• TASK GOAL:
Search the material for the string "date", then return every line where it is found.

• PROVIDED RECORDS:
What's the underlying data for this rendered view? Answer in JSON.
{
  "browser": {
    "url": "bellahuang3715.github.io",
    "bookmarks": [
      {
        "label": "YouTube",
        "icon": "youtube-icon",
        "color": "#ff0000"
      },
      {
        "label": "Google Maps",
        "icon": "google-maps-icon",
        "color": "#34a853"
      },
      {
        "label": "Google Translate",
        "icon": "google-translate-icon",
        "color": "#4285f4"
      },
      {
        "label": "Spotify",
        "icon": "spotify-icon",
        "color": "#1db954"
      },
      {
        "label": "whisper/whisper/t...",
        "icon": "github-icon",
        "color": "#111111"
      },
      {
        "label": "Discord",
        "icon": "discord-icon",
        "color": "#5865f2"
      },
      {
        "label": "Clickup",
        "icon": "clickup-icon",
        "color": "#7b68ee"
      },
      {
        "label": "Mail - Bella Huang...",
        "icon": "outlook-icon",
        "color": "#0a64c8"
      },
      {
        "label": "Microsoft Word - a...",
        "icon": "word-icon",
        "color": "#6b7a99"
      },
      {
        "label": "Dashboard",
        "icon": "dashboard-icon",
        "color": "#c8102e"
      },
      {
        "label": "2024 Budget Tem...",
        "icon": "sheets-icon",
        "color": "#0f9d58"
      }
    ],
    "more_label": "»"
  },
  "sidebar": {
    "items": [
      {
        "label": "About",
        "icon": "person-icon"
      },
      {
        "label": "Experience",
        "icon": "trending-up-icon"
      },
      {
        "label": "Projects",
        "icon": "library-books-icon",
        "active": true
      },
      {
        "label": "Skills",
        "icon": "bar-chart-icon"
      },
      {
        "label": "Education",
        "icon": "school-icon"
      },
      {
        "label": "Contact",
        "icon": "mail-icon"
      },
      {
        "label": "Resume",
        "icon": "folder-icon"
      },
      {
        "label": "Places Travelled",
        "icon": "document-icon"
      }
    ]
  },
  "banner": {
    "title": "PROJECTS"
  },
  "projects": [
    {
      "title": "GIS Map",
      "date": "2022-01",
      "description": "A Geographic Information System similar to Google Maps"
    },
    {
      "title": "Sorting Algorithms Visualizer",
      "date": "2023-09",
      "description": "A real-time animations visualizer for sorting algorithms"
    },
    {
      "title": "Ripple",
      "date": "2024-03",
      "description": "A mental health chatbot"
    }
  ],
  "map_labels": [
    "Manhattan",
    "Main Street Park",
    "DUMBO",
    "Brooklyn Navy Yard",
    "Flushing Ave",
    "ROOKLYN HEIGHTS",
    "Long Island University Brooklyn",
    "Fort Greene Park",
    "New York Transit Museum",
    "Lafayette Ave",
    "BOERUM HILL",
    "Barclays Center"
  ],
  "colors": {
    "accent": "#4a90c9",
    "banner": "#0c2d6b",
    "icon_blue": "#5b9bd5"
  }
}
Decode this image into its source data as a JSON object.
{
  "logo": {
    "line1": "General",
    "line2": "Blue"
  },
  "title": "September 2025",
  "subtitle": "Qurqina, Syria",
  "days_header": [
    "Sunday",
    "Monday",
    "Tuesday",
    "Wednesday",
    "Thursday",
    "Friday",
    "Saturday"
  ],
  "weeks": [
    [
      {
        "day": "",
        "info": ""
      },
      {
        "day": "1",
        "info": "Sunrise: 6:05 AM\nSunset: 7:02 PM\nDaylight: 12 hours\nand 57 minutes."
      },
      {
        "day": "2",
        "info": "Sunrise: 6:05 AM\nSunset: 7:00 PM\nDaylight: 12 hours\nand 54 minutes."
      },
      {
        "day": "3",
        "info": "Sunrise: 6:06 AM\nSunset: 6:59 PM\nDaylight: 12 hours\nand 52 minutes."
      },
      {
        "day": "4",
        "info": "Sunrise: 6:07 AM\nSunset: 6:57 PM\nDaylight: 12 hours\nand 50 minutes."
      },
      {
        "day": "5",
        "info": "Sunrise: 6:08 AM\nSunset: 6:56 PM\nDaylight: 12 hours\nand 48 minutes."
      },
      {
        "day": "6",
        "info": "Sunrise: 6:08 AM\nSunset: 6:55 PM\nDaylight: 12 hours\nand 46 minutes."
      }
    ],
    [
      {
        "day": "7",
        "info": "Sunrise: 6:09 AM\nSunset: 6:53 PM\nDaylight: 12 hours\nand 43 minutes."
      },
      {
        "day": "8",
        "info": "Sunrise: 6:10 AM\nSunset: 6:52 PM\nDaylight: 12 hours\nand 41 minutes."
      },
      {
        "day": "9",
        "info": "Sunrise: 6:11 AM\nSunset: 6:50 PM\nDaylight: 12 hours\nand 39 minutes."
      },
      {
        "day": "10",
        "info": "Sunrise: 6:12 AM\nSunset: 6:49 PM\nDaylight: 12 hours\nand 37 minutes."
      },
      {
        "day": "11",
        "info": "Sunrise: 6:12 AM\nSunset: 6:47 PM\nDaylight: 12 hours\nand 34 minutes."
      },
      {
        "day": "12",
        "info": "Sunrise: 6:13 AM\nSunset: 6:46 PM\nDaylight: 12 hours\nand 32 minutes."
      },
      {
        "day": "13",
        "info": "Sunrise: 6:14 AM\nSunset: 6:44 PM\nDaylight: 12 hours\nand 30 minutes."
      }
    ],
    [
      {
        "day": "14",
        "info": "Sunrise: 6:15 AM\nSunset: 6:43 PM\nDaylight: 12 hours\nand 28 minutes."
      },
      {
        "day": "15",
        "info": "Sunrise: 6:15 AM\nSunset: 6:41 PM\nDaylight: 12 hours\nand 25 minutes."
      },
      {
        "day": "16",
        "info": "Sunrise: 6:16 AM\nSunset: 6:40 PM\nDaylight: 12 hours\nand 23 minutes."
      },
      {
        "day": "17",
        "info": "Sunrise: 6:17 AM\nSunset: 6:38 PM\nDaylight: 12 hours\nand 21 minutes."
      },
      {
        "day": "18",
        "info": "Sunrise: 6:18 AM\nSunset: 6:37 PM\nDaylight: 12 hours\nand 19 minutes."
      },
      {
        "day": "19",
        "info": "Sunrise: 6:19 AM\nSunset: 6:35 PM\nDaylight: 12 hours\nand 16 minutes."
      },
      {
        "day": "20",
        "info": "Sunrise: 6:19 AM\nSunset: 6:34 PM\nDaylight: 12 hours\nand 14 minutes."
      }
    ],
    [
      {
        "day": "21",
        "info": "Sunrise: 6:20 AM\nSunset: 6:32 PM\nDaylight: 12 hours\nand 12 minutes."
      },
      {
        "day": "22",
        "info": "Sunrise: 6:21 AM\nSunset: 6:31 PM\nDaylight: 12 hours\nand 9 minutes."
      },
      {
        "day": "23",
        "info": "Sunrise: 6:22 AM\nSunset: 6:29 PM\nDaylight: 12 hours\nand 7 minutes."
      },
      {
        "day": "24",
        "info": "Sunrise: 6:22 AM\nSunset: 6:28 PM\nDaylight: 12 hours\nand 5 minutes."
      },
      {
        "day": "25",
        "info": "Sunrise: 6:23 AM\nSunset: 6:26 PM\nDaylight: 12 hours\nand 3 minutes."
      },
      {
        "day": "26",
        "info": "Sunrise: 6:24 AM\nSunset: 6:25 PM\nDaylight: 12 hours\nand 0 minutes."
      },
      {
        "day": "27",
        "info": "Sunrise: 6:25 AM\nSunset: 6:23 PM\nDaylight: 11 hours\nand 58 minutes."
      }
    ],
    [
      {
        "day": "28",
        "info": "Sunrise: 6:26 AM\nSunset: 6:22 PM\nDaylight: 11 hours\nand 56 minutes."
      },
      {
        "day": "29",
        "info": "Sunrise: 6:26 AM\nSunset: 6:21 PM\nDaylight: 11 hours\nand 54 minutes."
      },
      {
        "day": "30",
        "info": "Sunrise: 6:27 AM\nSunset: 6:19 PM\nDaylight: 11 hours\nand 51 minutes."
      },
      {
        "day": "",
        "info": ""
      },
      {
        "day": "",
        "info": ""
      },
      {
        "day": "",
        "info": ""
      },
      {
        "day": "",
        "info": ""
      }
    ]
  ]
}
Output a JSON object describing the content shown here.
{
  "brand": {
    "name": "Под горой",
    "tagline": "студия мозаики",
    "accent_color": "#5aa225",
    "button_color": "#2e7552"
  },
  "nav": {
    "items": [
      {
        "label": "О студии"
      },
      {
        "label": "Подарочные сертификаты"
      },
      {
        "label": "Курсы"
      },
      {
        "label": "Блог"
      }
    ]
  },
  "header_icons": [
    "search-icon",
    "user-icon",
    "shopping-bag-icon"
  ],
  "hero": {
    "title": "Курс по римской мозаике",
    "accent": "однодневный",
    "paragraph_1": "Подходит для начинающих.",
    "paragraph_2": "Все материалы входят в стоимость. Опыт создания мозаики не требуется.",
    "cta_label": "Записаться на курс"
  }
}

• OUTPUT FOR THIS TASK:
      "date": "2022-01",
      "date": "2023-09",
      "date": "2024-03",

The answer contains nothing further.